RALEIGH (AP) — Marches and rallies organized by women against President Donald Trump and attacks on women’s rights brought bigger crowds than expected across North Carolina as tens of thousands of protesters came to the biggest cities across the state.
Authorities estimated more than 10,000 people in Charlotte and Raleigh for protests that police expected to be half that size. Officers had to block extra streets to accommodate the crowds.
“This is the first time I’ve so strongly seen this kind of support of diversity for all people here,” marcher Gina Stewart, 55, told The Charlotte Observer.
Several thousand people showed up at separate rallies in Greensboro, Wilmington and Asheville.
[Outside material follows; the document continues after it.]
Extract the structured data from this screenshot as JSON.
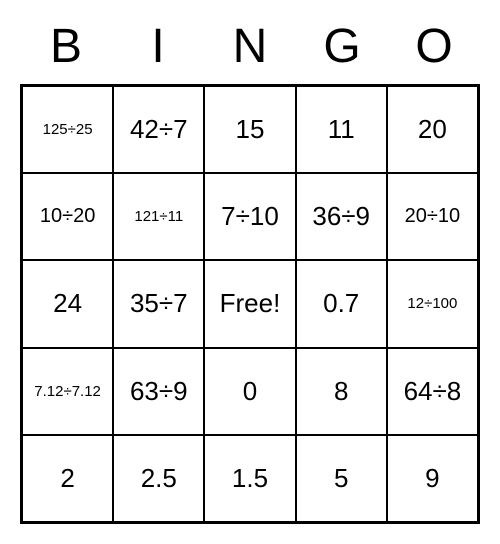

The demonstrations have been generally organized by liberal-leaning women and representatives of groups promoting agendas around government health care, labor rights, gay rights and abortion rights.
Marchers in Charlotte held up signs that read “We Will Not Be Silenced” and “My Body Belongs 2 Me.” In Wilmington, signs read “No Hate In My State” and “Women’s Rights Are Human Rights.” Marchers in Greensboro held up signs with “Respect Works Both Ways” and “We’re All God’s Children + Equal In Her Sight.”